__YOUR GOAL__
Every record gets copied exactly, and no picture goes with it.
*** Opening EXERCISE INPUT ***
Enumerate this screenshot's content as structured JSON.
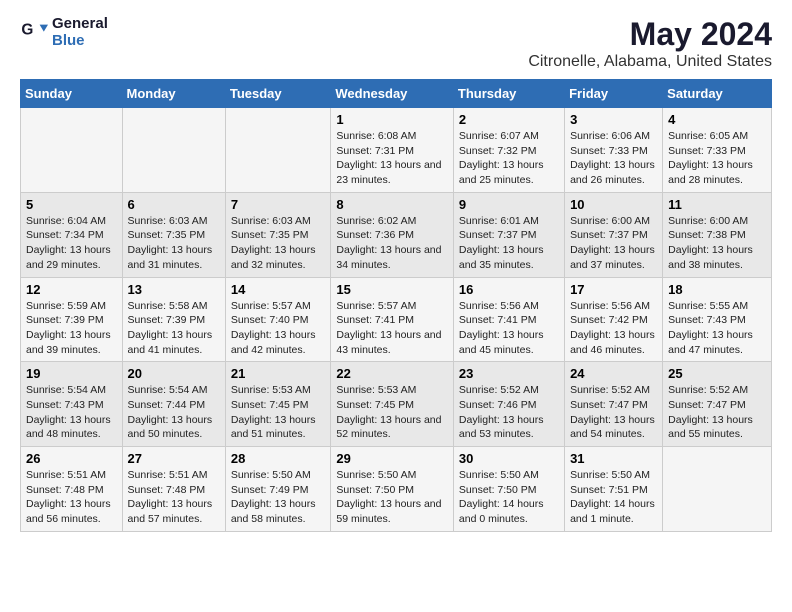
{
  "header": {
    "logo_line1": "General",
    "logo_line2": "Blue",
    "main_title": "May 2024",
    "subtitle": "Citronelle, Alabama, United States"
  },
  "weekdays": [
    "Sunday",
    "Monday",
    "Tuesday",
    "Wednesday",
    "Thursday",
    "Friday",
    "Saturday"
  ],
  "weeks": [
    [
      {
        "day": "",
        "info": ""
      },
      {
        "day": "",
        "info": ""
      },
      {
        "day": "",
        "info": ""
      },
      {
        "day": "1",
        "info": "Sunrise: 6:08 AM\nSunset: 7:31 PM\nDaylight: 13 hours\nand 23 minutes."
      },
      {
        "day": "2",
        "info": "Sunrise: 6:07 AM\nSunset: 7:32 PM\nDaylight: 13 hours\nand 25 minutes."
      },
      {
        "day": "3",
        "info": "Sunrise: 6:06 AM\nSunset: 7:33 PM\nDaylight: 13 hours\nand 26 minutes."
      },
      {
        "day": "4",
        "info": "Sunrise: 6:05 AM\nSunset: 7:33 PM\nDaylight: 13 hours\nand 28 minutes."
      }
    ],
    [
      {
        "day": "5",
        "info": "Sunrise: 6:04 AM\nSunset: 7:34 PM\nDaylight: 13 hours\nand 29 minutes."
      },
      {
        "day": "6",
        "info": "Sunrise: 6:03 AM\nSunset: 7:35 PM\nDaylight: 13 hours\nand 31 minutes."
      },
      {
        "day": "7",
        "info": "Sunrise: 6:03 AM\nSunset: 7:35 PM\nDaylight: 13 hours\nand 32 minutes."
      },
      {
        "day": "8",
        "info": "Sunrise: 6:02 AM\nSunset: 7:36 PM\nDaylight: 13 hours\nand 34 minutes."
      },
      {
        "day": "9",
        "info": "Sunrise: 6:01 AM\nSunset: 7:37 PM\nDaylight: 13 hours\nand 35 minutes."
      },
      {
        "day": "10",
        "info": "Sunrise: 6:00 AM\nSunset: 7:37 PM\nDaylight: 13 hours\nand 37 minutes."
      },
      {
        "day": "11",
        "info": "Sunrise: 6:00 AM\nSunset: 7:38 PM\nDaylight: 13 hours\nand 38 minutes."
      }
    ],
    [
      {
        "day": "12",
        "info": "Sunrise: 5:59 AM\nSunset: 7:39 PM\nDaylight: 13 hours\nand 39 minutes."
      },
      {
        "day": "13",
        "info": "Sunrise: 5:58 AM\nSunset: 7:39 PM\nDaylight: 13 hours\nand 41 minutes."
      },
      {
        "day": "14",
        "info": "Sunrise: 5:57 AM\nSunset: 7:40 PM\nDaylight: 13 hours\nand 42 minutes."
      },
      {
        "day": "15",
        "info": "Sunrise: 5:57 AM\nSunset: 7:41 PM\nDaylight: 13 hours\nand 43 minutes."
      },
      {
        "day": "16",
        "info": "Sunrise: 5:56 AM\nSunset: 7:41 PM\nDaylight: 13 hours\nand 45 minutes."
      },
      {
        "day": "17",
        "info": "Sunrise: 5:56 AM\nSunset: 7:42 PM\nDaylight: 13 hours\nand 46 minutes."
      },
      {
        "day": "18",
        "info": "Sunrise: 5:55 AM\nSunset: 7:43 PM\nDaylight: 13 hours\nand 47 minutes."
      }
    ],
    [
      {
        "day": "19",
        "info": "Sunrise: 5:54 AM\nSunset: 7:43 PM\nDaylight: 13 hours\nand 48 minutes."
      },
      {
        "day": "20",
        "info": "Sunrise: 5:54 AM\nSunset: 7:44 PM\nDaylight: 13 hours\nand 50 minutes."
      },
      {
        "day": "21",
        "info": "Sunrise: 5:53 AM\nSunset: 7:45 PM\nDaylight: 13 hours\nand 51 minutes."
      },
      {
        "day": "22",
        "info": "Sunrise: 5:53 AM\nSunset: 7:45 PM\nDaylight: 13 hours\nand 52 minutes."
      },
      {
        "day": "23",
        "info": "Sunrise: 5:52 AM\nSunset: 7:46 PM\nDaylight: 13 hours\nand 53 minutes."
      },
      {
        "day": "24",
        "info": "Sunrise: 5:52 AM\nSunset: 7:47 PM\nDaylight: 13 hours\nand 54 minutes."
      },
      {
        "day": "25",
        "info": "Sunrise: 5:52 AM\nSunset: 7:47 PM\nDaylight: 13 hours\nand 55 minutes."
      }
    ],
    [
      {
        "day": "26",
        "info": "Sunrise: 5:51 AM\nSunset: 7:48 PM\nDaylight: 13 hours\nand 56 minutes."
      },
      {
        "day": "27",
        "info": "Sunrise: 5:51 AM\nSunset: 7:48 PM\nDaylight: 13 hours\nand 57 minutes."
      },
      {
        "day": "28",
        "info": "Sunrise: 5:50 AM\nSunset: 7:49 PM\nDaylight: 13 hours\nand 58 minutes."
      },
      {
        "day": "29",
        "info": "Sunrise: 5:50 AM\nSunset: 7:50 PM\nDaylight: 13 hours\nand 59 minutes."
      },
      {
        "day": "30",
        "info": "Sunrise: 5:50 AM\nSunset: 7:50 PM\nDaylight: 14 hours\nand 0 minutes."
      },
      {
        "day": "31",
        "info": "Sunrise: 5:50 AM\nSunset: 7:51 PM\nDaylight: 14 hours\nand 1 minute."
      },
      {
        "day": "",
        "info": ""
      }
    ]
  ]
}
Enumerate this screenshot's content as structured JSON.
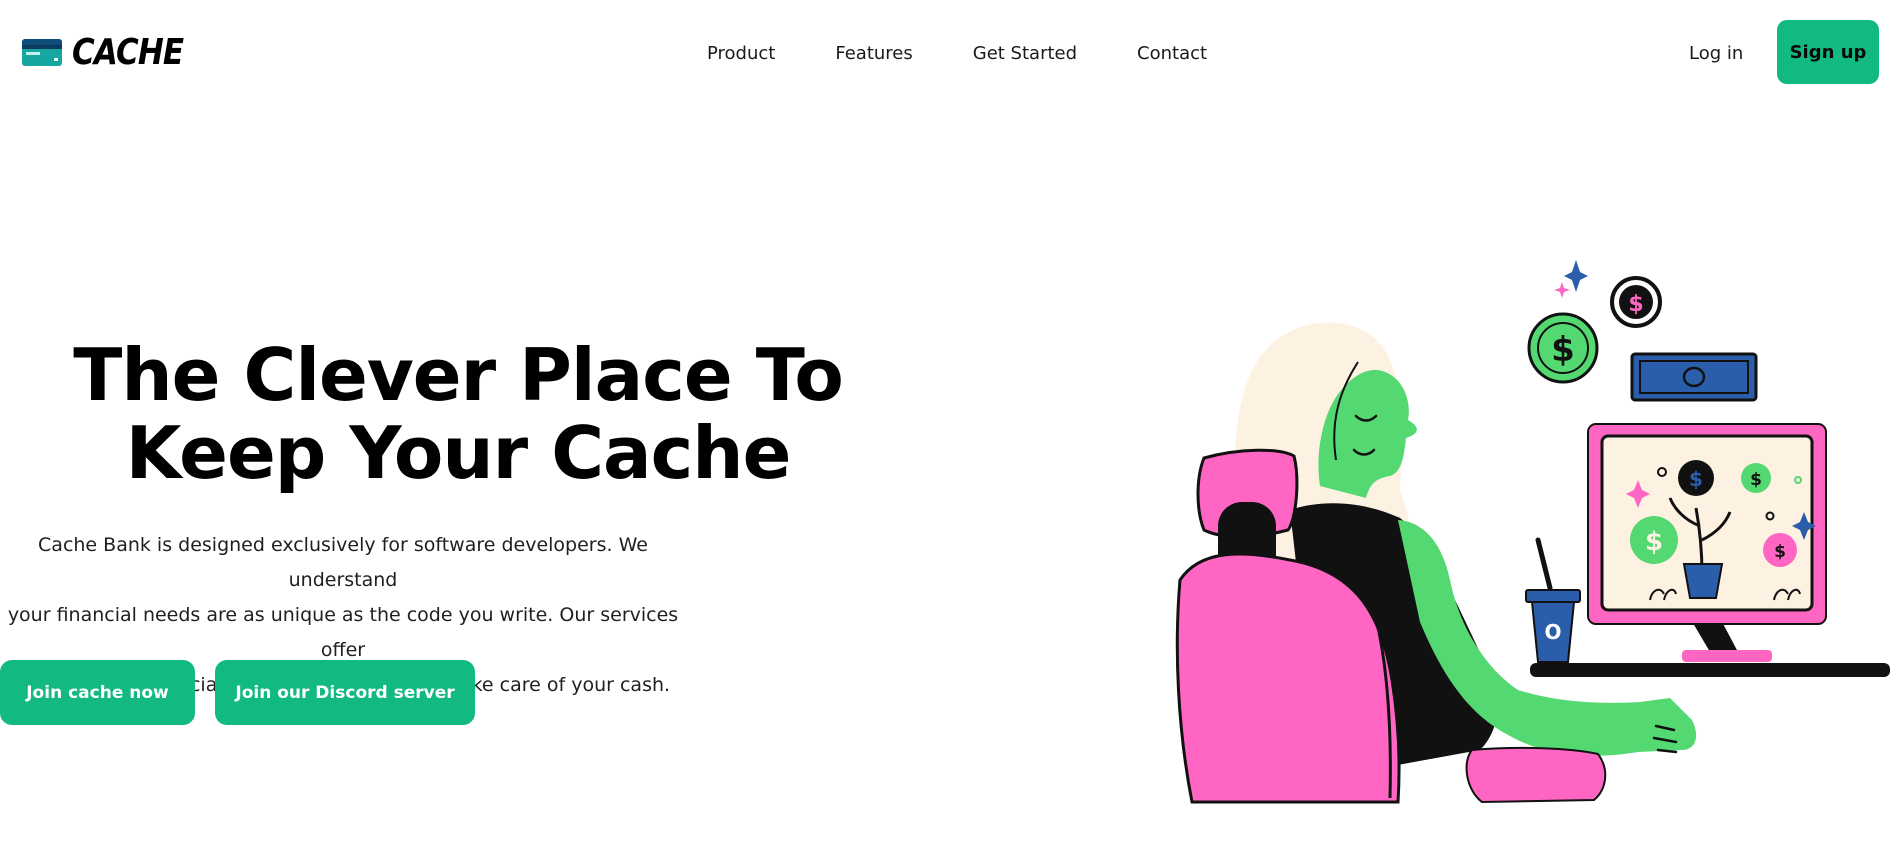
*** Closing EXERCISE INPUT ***
__RESPONSE BOX__
Enumerate this screenshot's content as structured JSON.
{
  "header": {
    "logo_line1": "General",
    "logo_line2": "Blue",
    "main_title": "May 2024",
    "subtitle": "Citronelle, Alabama, United States"
  },
  "weekdays": [
    "Sunday",
    "Monday",
    "Tuesday",
    "Wednesday",
    "Thursday",
    "Friday",
    "Saturday"
  ],
  "weeks": [
    [
      {
        "day": "",
        "info": ""
      },
      {
        "day": "",
        "info": ""
      },
      {
        "day": "",
        "info": ""
      },
      {
        "day": "1",
        "info": "Sunrise: 6:08 AM\nSunset: 7:31 PM\nDaylight: 13 hours\nand 23 minutes."
      },
      {
        "day": "2",
        "info": "Sunrise: 6:07 AM\nSunset: 7:32 PM\nDaylight: 13 hours\nand 25 minutes."
      },
      {
        "day": "3",
        "info": "Sunrise: 6:06 AM\nSunset: 7:33 PM\nDaylight: 13 hours\nand 26 minutes."
      },
      {
        "day": "4",
        "info": "Sunrise: 6:05 AM\nSunset: 7:33 PM\nDaylight: 13 hours\nand 28 minutes."
      }
    ],
    [
      {
        "day": "5",
        "info": "Sunrise: 6:04 AM\nSunset: 7:34 PM\nDaylight: 13 hours\nand 29 minutes."
      },
      {
        "day": "6",
        "info": "Sunrise: 6:03 AM\nSunset: 7:35 PM\nDaylight: 13 hours\nand 31 minutes."
      },
      {
        "day": "7",
        "info": "Sunrise: 6:03 AM\nSunset: 7:35 PM\nDaylight: 13 hours\nand 32 minutes."
      },
      {
        "day": "8",
        "info": "Sunrise: 6:02 AM\nSunset: 7:36 PM\nDaylight: 13 hours\nand 34 minutes."
      },
      {
        "day": "9",
        "info": "Sunrise: 6:01 AM\nSunset: 7:37 PM\nDaylight: 13 hours\nand 35 minutes."
      },
      {
        "day": "10",
        "info": "Sunrise: 6:00 AM\nSunset: 7:37 PM\nDaylight: 13 hours\nand 37 minutes."
      },
      {
        "day": "11",
        "info": "Sunrise: 6:00 AM\nSunset: 7:38 PM\nDaylight: 13 hours\nand 38 minutes."
      }
    ],
    [
      {
        "day": "12",
        "info": "Sunrise: 5:59 AM\nSunset: 7:39 PM\nDaylight: 13 hours\nand 39 minutes."
      },
      {
        "day": "13",
        "info": "Sunrise: 5:58 AM\nSunset: 7:39 PM\nDaylight: 13 hours\nand 41 minutes."
      },
      {
        "day": "14",
        "info": "Sunrise: 5:57 AM\nSunset: 7:40 PM\nDaylight: 13 hours\nand 42 minutes."
      },
      {
        "day": "15",
        "info": "Sunrise: 5:57 AM\nSunset: 7:41 PM\nDaylight: 13 hours\nand 43 minutes."
      },
      {
        "day": "16",
        "info": "Sunrise: 5:56 AM\nSunset: 7:41 PM\nDaylight: 13 hours\nand 45 minutes."
      },
      {
        "day": "17",
        "info": "Sunrise: 5:56 AM\nSunset: 7:42 PM\nDaylight: 13 hours\nand 46 minutes."
      },
      {
        "day": "18",
        "info": "Sunrise: 5:55 AM\nSunset: 7:43 PM\nDaylight: 13 hours\nand 47 minutes."
      }
    ],
    [
      {
        "day": "19",
        "info": "Sunrise: 5:54 AM\nSunset: 7:43 PM\nDaylight: 13 hours\nand 48 minutes."
      },
      {
        "day": "20",
        "info": "Sunrise: 5:54 AM\nSunset: 7:44 PM\nDaylight: 13 hours\nand 50 minutes."
      },
      {
        "day": "21",
        "info": "Sunrise: 5:53 AM\nSunset: 7:45 PM\nDaylight: 13 hours\nand 51 minutes."
      },
      {
        "day": "22",
        "info": "Sunrise: 5:53 AM\nSunset: 7:45 PM\nDaylight: 13 hours\nand 52 minutes."
      },
      {
        "day": "23",
        "info": "Sunrise: 5:52 AM\nSunset: 7:46 PM\nDaylight: 13 hours\nand 53 minutes."
      },
      {
        "day": "24",
        "info": "Sunrise: 5:52 AM\nSunset: 7:47 PM\nDaylight: 13 hours\nand 54 minutes."
      },
      {
        "day": "25",
        "info": "Sunrise: 5:52 AM\nSunset: 7:47 PM\nDaylight: 13 hours\nand 55 minutes."
      }
    ],
    [
      {
        "day": "26",
        "info": "Sunrise: 5:51 AM\nSunset: 7:48 PM\nDaylight: 13 hours\nand 56 minutes."
      },
      {
        "day": "27",
        "info": "Sunrise: 5:51 AM\nSunset: 7:48 PM\nDaylight: 13 hours\nand 57 minutes."
      },
      {
        "day": "28",
        "info": "Sunrise: 5:50 AM\nSunset: 7:49 PM\nDaylight: 13 hours\nand 58 minutes."
      },
      {
        "day": "29",
        "info": "Sunrise: 5:50 AM\nSunset: 7:50 PM\nDaylight: 13 hours\nand 59 minutes."
      },
      {
        "day": "30",
        "info": "Sunrise: 5:50 AM\nSunset: 7:50 PM\nDaylight: 14 hours\nand 0 minutes."
      },
      {
        "day": "31",
        "info": "Sunrise: 5:50 AM\nSunset: 7:51 PM\nDaylight: 14 hours\nand 1 minute."
      },
      {
        "day": "",
        "info": ""
      }
    ]
  ]
}
Enumerate this screenshot's content as structured JSON.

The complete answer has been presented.